Starting in the early 2000s, it became clear to our staff that the continued existence of healthy native habitat in the ESA was in peril. We determined that we were at risk of passing on a legacy of severely degraded ESA habitat quality to future generations. This culminated in the development and implementation of a formal ESA habitat management plan in 2015. The plan includes three overall management goals:
Goal 1: Maintaining and/or enhancing native species diversity and abundance
This involves assessing, prioritizing, forecasting, and managing threats posed by habitat disturbances that cause damage to native plant communities within the ESA. These stem from two main causes: overbrowsing by White-tailed Deer and the spread of invasive plants. In the ESA, deer show a strong preference for feeding on native plants. As the deer wipe out the native wildflowers, tree seedlings, and saplings from large habitat spaces in the ESA, invasive plants quickly move into those disturbed areas and take over. This severely compromises several important ecological benefits associated with the ESA, including:
- Short and long-term regeneration of native trees, shrubs, wildflowers, grasses, and sedges
- Critical function of native trees and shrubs in producing insects needed by almost all local songbird species to raise their young, and as fuel for a host of migratory birds that stopover in the ESA in spring and fall.
- Diversity of native plant/pollinator associations
Goal 2: Habitat improvement
To improve habitat quality in the ESA, we actively implement invasive plant control efforts wherever needed.
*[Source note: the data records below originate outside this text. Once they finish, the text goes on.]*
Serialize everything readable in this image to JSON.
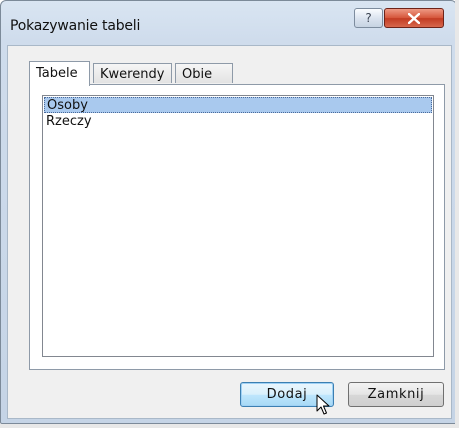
{
  "window": {
    "title": "Pokazywanie tabeli",
    "help_label": "?",
    "close_label": "X"
  },
  "tabs": [
    {
      "label": "Tabele",
      "active": true
    },
    {
      "label": "Kwerendy",
      "active": false
    },
    {
      "label": "Obie",
      "active": false
    }
  ],
  "list": {
    "items": [
      {
        "label": "Osoby",
        "selected": true
      },
      {
        "label": "Rzeczy",
        "selected": false
      }
    ]
  },
  "buttons": {
    "add_label": "Dodaj",
    "close_label": "Zamknij"
  },
  "colors": {
    "selection": "#a9c9ee",
    "close_button": "#c23b22",
    "default_button_border": "#3c7fb1"
  }
}
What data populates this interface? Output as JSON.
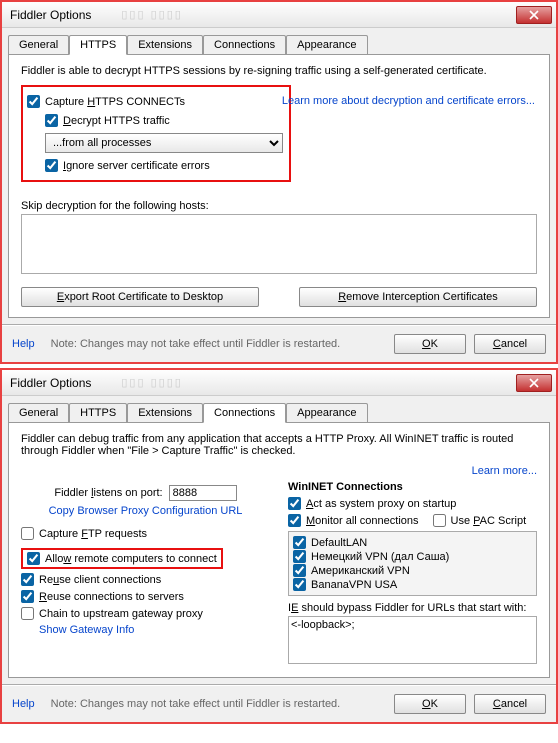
{
  "d1": {
    "title": "Fiddler Options",
    "tabs": [
      "General",
      "HTTPS",
      "Extensions",
      "Connections",
      "Appearance"
    ],
    "activeTab": "HTTPS",
    "desc": "Fiddler is able to decrypt HTTPS sessions by re-signing traffic using a self-generated certificate.",
    "capture": "Capture HTTPS CONNECTs",
    "decrypt": "Decrypt HTTPS traffic",
    "fromproc": "...from all processes",
    "ignore": "Ignore server certificate errors",
    "learn": "Learn more about decryption and certificate errors...",
    "skiplabel": "Skip decryption for the following hosts:",
    "skipval": "",
    "export": "Export Root Certificate to Desktop",
    "remove": "Remove Interception Certificates"
  },
  "d2": {
    "title": "Fiddler Options",
    "tabs": [
      "General",
      "HTTPS",
      "Extensions",
      "Connections",
      "Appearance"
    ],
    "activeTab": "Connections",
    "desc": "Fiddler can debug traffic from any application that accepts a HTTP Proxy. All WinINET traffic is routed through Fiddler when \"File > Capture Traffic\" is checked.",
    "learn": "Learn more...",
    "listenlabel": "Fiddler listens on port:",
    "port": "8888",
    "copyurl": "Copy Browser Proxy Configuration URL",
    "captureftp": "Capture FTP requests",
    "allowremote": "Allow remote computers to connect",
    "reuseclient": "Reuse client connections",
    "reuseserver": "Reuse connections to servers",
    "chain": "Chain to upstream gateway proxy",
    "gateway": "Show Gateway Info",
    "wininet": "WinINET Connections",
    "actsys": "Act as system proxy on startup",
    "monitor": "Monitor all connections",
    "usepac": "Use PAC Script",
    "conns": [
      "DefaultLAN",
      "Немецкий VPN (дал Саша)",
      "Американский VPN",
      "BananaVPN USA"
    ],
    "bypasslabel": "IE should bypass Fiddler for URLs that start with:",
    "bypassval": "<-loopback>;"
  },
  "common": {
    "help": "Help",
    "note": "Note: Changes may not take effect until Fiddler is restarted.",
    "ok": "OK",
    "cancel": "Cancel"
  }
}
After clearing a space of invasive plants, we monitor what native plants come back on their own and continue to remove invasive plant seedlings and resprouts. In areas where invasive plants have seriously degraded a habitat space over many years, we often facilitate the return of native plants by planting native trees and shrubs and/or spreading the seeds of native grasses and wildflowers.
Goal 3: Restoration of ecological processes that have been damaged or lost
Natural habitats depend upon various important natural processes that are integral to their overall health. In this aspect of our ESA habitat management, we primarily focus on the following:
- Guiding toward healthy trajectories of native habitat succession, a process by which natural communities replace (succeed) one another over time. Invasive plants, in particular, can severely disrupt this important process.
- Maintaining or remedying soil chemistry and nutrient recycling necessary for sustaining native plant communities, including the importance of mychorrizal fungi. Several invasive plant species we manage in the ESA negatively affect soils and soil chemistry.
- Maintaining and/or improving the varied and often complex “faunal associations” between native flora and fauna. Invasive plants “unstitch” these associations in a habitat community by wiping out or reducing native plant diversity and abundance.
Our habitat stewardship efforts also seek to sustain important values relating to ESA visitor experiences, including:
- Local availability of contiguous and varied native habitats;
- Habitat visibility and aesthetics;
- Sense of place and local natural heritage;
- Access to observing, enjoying, and learning about local biodiversity.